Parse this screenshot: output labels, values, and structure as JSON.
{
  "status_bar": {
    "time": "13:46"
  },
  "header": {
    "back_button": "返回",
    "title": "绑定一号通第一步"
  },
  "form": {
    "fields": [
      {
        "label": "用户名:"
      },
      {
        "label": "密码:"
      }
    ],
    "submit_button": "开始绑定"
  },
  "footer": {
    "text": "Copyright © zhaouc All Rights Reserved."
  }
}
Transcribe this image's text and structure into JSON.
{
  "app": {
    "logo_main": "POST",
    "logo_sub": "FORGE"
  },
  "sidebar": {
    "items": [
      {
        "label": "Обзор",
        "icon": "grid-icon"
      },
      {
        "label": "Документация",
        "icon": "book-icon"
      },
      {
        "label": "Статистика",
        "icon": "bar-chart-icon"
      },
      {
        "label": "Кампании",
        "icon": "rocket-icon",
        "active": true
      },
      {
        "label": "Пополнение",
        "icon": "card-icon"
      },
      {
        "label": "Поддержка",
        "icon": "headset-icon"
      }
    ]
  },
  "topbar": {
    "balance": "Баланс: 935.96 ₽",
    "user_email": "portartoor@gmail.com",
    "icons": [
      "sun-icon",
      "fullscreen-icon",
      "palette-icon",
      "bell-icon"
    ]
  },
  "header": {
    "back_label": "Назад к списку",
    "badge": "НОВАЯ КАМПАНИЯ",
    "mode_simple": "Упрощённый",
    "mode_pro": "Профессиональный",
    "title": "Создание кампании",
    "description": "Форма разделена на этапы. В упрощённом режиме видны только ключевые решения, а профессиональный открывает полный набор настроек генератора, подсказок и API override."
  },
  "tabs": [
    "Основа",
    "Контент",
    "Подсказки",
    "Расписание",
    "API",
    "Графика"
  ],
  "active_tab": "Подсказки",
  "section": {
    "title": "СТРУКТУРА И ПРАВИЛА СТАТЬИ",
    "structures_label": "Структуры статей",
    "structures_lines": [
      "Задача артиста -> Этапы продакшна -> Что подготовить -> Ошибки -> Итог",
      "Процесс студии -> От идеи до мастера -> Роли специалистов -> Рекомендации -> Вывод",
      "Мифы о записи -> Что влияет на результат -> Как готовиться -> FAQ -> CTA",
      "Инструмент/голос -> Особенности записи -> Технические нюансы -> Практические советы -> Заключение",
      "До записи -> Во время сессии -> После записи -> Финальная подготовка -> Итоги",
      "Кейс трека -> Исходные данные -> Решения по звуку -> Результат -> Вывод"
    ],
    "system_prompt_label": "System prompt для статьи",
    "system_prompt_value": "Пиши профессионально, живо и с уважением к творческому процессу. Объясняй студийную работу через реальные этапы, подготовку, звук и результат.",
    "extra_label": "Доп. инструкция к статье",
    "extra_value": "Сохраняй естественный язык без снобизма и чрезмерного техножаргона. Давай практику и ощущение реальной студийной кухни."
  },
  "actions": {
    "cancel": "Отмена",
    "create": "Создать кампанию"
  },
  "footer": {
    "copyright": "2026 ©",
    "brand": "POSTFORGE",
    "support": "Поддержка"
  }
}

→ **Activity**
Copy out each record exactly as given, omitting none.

→ **Response below**
Parse this screenshot: output labels, values, and structure as JSON.
{
  "status_bar": {
    "time": "13:46"
  },
  "header": {
    "back_button": "返回",
    "title": "绑定一号通第一步"
  },
  "form": {
    "fields": [
      {
        "label": "用户名:"
      },
      {
        "label": "密码:"
      }
    ],
    "submit_button": "开始绑定"
  },
  "footer": {
    "text": "Copyright © zhaouc All Rights Reserved."
  }
}
Transcribe this image's text and structure into JSON.
{
  "app": {
    "logo_main": "POST",
    "logo_sub": "FORGE"
  },
  "sidebar": {
    "items": [
      {
        "label": "Обзор",
        "icon": "grid-icon"
      },
      {
        "label": "Документация",
        "icon": "book-icon"
      },
      {
        "label": "Статистика",
        "icon": "bar-chart-icon"
      },
      {
        "label": "Кампании",
        "icon": "rocket-icon",
        "active": true
      },
      {
        "label": "Пополнение",
        "icon": "card-icon"
      },
      {
        "label": "Поддержка",
        "icon": "headset-icon"
      }
    ]
  },
  "topbar": {
    "balance": "Баланс: 935.96 ₽",
    "user_email": "portartoor@gmail.com",
    "icons": [
      "sun-icon",
      "fullscreen-icon",
      "palette-icon",
      "bell-icon"
    ]
  },
  "header": {
    "back_label": "Назад к списку",
    "badge": "НОВАЯ КАМПАНИЯ",
    "mode_simple": "Упрощённый",
    "mode_pro": "Профессиональный",
    "title": "Создание кампании",
    "description": "Форма разделена на этапы. В упрощённом режиме видны только ключевые решения, а профессиональный открывает полный набор настроек генератора, подсказок и API override."
  },
  "tabs": [
    "Основа",
    "Контент",
    "Подсказки",
    "Расписание",
    "API",
    "Графика"
  ],
  "active_tab": "Подсказки",
  "section": {
    "title": "СТРУКТУРА И ПРАВИЛА СТАТЬИ",
    "structures_label": "Структуры статей",
    "structures_lines": [
      "Задача артиста -> Этапы продакшна -> Что подготовить -> Ошибки -> Итог",
      "Процесс студии -> От идеи до мастера -> Роли специалистов -> Рекомендации -> Вывод",
      "Мифы о записи -> Что влияет на результат -> Как готовиться -> FAQ -> CTA",
      "Инструмент/голос -> Особенности записи -> Технические нюансы -> Практические советы -> Заключение",
      "До записи -> Во время сессии -> После записи -> Финальная подготовка -> Итоги",
      "Кейс трека -> Исходные данные -> Решения по звуку -> Результат -> Вывод"
    ],
    "system_prompt_label": "System prompt для статьи",
    "system_prompt_value": "Пиши профессионально, живо и с уважением к творческому процессу. Объясняй студийную работу через реальные этапы, подготовку, звук и результат.",
    "extra_label": "Доп. инструкция к статье",
    "extra_value": "Сохраняй естественный язык без снобизма и чрезмерного техножаргона. Давай практику и ощущение реальной студийной кухни."
  },
  "actions": {
    "cancel": "Отмена",
    "create": "Создать кампанию"
  },
  "footer": {
    "copyright": "2026 ©",
    "brand": "POSTFORGE",
    "support": "Поддержка"
  }
}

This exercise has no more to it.